General Khalid Bin Qarar Al-Harbi has taken over as director of public security, replacing Lieutenant General Saud Bin Abdelaziz Hilal, who is now an advisor with unspecified duties at the Ministry of Interior. Al-Harbi was previously commander of Special Emergency Forces and of the Hajj Security Forces.
A number of regional governorships also changed hands. Prince Turki Bin Talal Bin Abdelaziz has been promoted from deputy governor to governor of the sensitive Asir region in the south-east, replacing Prince Faisal Bin Khalid Bin Abdelaziz. Turki was only named deputy governor in March (GSN 1,055/1). His promotion came just days after the death was announced of his maverick father Prince Tala Bin Abdelaziz.
Prince Faisal Bin Nawaf Bin Abdelaziz was named governor of Al-Jouf in the north-west, replacing Prince Badr Bin Sultan Bin Abdelaziz, who held the job for less than a year. Prince Badr has been moved to deputy governor of the more prestigious Mecca region, where he takes over from the now Sang minister Abdullah Bin Bandar. Prince Mansour Bin Mohammed Bin Saad is the new governor of Hafar Al-Batin, part of the Eastern Province close to the border with Iraq and Kuwait.

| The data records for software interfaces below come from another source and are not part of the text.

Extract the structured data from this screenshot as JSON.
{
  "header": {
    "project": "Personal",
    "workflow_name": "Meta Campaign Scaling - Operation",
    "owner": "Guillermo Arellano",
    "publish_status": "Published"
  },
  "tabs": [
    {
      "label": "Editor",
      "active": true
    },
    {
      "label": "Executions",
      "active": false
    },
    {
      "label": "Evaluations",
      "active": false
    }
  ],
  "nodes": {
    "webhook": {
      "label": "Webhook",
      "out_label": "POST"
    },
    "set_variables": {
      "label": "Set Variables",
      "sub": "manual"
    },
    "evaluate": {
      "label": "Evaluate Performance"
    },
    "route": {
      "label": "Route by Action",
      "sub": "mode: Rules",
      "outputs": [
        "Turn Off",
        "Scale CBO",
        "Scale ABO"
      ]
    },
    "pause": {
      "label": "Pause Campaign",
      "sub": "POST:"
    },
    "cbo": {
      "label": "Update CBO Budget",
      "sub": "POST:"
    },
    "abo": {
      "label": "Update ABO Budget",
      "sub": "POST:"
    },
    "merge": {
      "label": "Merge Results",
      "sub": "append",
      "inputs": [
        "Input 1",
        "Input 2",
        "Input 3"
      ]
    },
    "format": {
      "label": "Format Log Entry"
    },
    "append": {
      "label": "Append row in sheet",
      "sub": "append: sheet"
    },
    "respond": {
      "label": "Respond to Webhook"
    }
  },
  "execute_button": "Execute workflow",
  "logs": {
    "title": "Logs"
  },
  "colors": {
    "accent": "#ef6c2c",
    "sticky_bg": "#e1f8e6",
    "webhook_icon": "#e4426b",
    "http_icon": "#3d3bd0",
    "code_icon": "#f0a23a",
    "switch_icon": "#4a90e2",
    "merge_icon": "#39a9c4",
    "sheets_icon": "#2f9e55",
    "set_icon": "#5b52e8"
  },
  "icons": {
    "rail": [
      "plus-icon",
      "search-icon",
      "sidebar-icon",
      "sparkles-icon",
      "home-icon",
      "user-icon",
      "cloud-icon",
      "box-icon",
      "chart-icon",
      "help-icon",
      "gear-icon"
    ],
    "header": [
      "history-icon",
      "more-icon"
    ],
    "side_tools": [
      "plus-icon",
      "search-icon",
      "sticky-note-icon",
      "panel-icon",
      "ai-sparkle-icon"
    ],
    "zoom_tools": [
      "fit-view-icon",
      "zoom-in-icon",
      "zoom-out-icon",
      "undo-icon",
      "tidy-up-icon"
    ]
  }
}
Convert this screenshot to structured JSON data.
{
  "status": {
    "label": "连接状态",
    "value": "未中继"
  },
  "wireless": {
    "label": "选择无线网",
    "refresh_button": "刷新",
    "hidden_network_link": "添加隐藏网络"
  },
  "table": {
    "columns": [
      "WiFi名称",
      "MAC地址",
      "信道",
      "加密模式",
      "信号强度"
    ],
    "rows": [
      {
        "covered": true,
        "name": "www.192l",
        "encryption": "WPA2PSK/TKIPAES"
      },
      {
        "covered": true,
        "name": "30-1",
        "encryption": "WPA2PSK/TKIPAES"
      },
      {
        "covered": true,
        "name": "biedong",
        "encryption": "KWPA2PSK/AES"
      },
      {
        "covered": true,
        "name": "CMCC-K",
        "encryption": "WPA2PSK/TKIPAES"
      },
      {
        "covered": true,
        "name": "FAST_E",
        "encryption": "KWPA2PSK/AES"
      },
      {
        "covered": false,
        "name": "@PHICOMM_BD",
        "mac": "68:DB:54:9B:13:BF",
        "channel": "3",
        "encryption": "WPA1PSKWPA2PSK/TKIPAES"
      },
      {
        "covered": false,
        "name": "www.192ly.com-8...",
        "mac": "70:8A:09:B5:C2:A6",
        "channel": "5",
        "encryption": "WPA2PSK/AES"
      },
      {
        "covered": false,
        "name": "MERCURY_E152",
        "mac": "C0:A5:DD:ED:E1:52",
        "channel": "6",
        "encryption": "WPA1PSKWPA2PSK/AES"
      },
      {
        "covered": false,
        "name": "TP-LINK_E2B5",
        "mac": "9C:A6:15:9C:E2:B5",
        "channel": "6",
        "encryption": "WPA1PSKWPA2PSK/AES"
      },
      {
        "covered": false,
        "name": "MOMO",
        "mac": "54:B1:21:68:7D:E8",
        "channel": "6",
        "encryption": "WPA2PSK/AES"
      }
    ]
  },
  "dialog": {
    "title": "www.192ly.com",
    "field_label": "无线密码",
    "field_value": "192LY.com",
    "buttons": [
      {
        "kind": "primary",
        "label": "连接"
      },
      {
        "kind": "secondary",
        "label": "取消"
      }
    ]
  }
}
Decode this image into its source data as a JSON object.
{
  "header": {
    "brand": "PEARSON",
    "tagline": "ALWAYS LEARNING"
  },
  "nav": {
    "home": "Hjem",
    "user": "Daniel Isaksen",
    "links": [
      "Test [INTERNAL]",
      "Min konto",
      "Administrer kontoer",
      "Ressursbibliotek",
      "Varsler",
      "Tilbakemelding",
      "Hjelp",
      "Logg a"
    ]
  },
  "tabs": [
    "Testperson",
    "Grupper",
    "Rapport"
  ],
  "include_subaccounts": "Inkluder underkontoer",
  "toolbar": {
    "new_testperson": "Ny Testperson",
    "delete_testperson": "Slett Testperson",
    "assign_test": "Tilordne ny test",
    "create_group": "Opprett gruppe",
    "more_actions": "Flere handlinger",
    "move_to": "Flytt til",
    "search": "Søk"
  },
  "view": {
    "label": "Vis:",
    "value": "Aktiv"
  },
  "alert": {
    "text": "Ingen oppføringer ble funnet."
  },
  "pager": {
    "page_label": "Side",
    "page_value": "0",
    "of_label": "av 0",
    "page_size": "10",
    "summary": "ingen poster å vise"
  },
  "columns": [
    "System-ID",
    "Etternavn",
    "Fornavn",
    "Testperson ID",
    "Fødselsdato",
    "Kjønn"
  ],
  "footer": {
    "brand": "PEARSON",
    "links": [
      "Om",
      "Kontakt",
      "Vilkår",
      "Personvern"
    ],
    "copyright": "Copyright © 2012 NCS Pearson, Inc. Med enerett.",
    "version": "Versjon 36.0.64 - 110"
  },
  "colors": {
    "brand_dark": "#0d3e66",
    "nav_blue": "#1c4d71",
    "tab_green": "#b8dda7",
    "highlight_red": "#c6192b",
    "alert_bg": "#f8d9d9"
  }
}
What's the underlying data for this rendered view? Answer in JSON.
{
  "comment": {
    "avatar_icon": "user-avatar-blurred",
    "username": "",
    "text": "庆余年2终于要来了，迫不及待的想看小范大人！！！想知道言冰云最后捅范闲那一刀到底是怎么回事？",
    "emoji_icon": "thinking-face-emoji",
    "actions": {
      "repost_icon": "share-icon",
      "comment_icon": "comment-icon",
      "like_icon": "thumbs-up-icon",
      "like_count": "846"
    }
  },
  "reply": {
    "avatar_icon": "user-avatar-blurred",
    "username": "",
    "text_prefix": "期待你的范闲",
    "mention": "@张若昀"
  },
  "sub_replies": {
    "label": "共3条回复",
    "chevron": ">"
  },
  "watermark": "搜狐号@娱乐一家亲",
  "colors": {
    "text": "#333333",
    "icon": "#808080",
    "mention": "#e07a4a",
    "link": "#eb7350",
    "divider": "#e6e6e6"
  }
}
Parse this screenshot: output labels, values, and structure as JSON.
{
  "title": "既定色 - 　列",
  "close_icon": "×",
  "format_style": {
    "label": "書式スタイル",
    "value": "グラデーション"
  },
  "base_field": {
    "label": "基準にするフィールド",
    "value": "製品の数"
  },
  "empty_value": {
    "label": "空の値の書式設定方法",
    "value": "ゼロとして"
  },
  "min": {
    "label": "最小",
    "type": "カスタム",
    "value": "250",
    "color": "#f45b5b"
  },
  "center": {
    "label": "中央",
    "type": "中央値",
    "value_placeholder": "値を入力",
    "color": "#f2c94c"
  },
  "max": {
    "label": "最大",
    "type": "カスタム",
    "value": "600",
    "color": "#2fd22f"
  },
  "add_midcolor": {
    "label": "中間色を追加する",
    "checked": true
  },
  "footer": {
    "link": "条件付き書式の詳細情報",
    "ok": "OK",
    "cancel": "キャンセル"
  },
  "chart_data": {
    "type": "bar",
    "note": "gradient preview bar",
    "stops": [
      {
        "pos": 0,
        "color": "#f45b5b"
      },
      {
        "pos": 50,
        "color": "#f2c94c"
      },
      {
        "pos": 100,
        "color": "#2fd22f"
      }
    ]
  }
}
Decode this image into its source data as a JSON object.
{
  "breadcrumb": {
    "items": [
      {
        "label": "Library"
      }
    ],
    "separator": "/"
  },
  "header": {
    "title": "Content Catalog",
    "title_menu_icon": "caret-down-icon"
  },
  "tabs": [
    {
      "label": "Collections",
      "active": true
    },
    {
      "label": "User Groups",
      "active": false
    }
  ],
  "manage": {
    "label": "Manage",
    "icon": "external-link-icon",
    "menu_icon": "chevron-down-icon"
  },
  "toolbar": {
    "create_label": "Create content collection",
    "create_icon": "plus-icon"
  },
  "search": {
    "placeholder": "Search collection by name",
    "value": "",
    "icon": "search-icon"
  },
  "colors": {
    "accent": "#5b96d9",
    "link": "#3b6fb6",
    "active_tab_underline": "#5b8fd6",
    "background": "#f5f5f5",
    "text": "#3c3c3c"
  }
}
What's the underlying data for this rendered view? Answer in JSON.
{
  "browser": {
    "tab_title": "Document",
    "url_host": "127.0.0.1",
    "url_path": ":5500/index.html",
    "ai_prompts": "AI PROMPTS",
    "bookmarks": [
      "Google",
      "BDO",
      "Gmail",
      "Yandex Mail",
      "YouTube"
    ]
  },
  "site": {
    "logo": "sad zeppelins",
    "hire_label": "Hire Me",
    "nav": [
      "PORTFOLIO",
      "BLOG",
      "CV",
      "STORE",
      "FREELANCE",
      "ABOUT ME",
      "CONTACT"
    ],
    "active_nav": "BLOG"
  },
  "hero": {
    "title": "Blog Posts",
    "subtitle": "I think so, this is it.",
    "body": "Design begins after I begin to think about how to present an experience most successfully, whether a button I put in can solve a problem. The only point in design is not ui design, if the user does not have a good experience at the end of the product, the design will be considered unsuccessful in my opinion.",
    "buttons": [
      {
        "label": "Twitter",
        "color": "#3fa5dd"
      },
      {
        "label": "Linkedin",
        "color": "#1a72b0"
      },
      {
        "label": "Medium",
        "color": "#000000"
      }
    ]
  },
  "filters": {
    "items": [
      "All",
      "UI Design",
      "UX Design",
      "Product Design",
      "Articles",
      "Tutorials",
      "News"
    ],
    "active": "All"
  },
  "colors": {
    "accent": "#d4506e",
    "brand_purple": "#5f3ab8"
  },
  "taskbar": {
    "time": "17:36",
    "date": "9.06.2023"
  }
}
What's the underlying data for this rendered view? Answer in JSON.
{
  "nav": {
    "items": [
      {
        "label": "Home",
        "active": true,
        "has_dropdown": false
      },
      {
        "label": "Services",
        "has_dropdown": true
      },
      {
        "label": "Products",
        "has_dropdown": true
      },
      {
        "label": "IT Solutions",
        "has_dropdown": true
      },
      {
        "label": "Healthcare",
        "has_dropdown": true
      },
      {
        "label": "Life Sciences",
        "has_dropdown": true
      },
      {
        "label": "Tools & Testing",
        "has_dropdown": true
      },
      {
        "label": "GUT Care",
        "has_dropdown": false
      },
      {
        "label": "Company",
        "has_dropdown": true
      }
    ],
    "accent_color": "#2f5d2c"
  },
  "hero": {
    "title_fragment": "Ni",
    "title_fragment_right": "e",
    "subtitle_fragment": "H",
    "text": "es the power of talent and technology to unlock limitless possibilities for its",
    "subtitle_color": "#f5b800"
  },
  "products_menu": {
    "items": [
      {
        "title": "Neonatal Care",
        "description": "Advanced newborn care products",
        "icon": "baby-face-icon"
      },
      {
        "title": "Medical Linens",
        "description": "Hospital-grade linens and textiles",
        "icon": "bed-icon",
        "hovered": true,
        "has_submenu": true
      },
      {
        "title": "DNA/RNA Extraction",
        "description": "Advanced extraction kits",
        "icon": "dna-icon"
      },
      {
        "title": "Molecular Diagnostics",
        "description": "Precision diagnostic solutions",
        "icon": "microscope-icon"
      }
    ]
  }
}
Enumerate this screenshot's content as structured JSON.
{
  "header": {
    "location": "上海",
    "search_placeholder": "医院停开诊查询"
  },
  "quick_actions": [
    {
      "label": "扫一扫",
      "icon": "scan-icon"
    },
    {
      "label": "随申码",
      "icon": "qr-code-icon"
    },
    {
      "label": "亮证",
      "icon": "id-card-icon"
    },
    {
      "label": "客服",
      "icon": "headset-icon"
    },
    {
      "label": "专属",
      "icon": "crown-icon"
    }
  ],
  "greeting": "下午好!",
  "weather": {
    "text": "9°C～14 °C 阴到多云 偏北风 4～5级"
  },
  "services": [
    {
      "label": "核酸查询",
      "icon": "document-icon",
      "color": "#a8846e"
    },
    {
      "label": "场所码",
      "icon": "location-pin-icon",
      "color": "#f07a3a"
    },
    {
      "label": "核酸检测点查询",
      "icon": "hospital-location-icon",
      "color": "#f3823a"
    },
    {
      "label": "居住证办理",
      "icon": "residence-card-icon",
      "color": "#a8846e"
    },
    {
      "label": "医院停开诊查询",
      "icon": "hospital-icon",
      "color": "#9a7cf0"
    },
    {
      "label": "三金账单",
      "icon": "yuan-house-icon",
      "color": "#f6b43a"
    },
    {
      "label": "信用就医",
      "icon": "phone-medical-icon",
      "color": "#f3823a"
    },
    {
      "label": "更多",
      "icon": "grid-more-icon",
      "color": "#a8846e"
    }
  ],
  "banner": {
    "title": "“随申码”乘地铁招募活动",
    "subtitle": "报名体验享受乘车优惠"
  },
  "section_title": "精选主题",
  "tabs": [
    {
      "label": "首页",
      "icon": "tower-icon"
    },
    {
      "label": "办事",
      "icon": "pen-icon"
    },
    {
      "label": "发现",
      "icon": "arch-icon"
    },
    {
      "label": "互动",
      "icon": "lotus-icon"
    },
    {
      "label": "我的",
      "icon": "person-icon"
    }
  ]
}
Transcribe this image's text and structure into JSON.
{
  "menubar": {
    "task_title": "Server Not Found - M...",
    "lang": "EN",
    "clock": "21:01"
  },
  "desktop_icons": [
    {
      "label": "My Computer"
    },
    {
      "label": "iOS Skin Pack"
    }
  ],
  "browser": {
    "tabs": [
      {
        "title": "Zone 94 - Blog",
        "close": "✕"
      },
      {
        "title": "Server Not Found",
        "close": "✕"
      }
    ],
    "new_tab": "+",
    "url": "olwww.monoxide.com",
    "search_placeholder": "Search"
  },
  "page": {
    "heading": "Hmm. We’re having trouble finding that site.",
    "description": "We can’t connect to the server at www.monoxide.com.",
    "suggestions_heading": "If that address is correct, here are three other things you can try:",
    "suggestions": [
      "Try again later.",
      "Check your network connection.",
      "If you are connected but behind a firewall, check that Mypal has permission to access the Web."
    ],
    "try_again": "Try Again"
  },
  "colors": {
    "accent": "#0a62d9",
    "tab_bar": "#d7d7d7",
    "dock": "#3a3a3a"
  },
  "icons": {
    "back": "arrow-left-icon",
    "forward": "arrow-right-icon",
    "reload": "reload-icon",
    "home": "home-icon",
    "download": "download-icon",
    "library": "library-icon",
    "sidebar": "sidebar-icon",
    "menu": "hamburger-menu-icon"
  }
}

There were also notable changes in some other government bodies. Prince Abdelaziz Bin Turki Bin Faisal Bin Abdelaziz has been appointed chairman of the General Sports Authority, relieving Turki Bin Abdulmohsen Al Al-Sheikh who has been moved across to become chairman of the General Entertainment Authority. Both authorities have an important role to play in the Vision 2030 reforms being pushed by MBS – observers suggest these changes may be a way of MBS ensuring minds stay focused on the tasks in hand.
MBS’s older brother Prince Sultan Bin Salman has also left his long-held post as chairman of the Saudi Commission for Tourism and National Heritage. He is replaced by Ahmed Bin Aqeel Al-Khatib. Sultan Bin Salman has instead been named the chairman of the newly established Saudi Space Agency – a natural fit for the man who in 1985 became the first Arab to go into space (GSN 149/11).
In a further change of protential longer-term significance, King Salman ordered a Court of the Council of Ministers to be set up, to control of a variety of bodies which currently report to the Council of Ministers, including its General Secretariat and Bureau of Experts, as well as other yet-to-be-named bodies associated with the Royal Court. Meanwhile, the Royal Protocol office is itself to be annexed to the Royal Court. It is not clear what has motivated the new structure.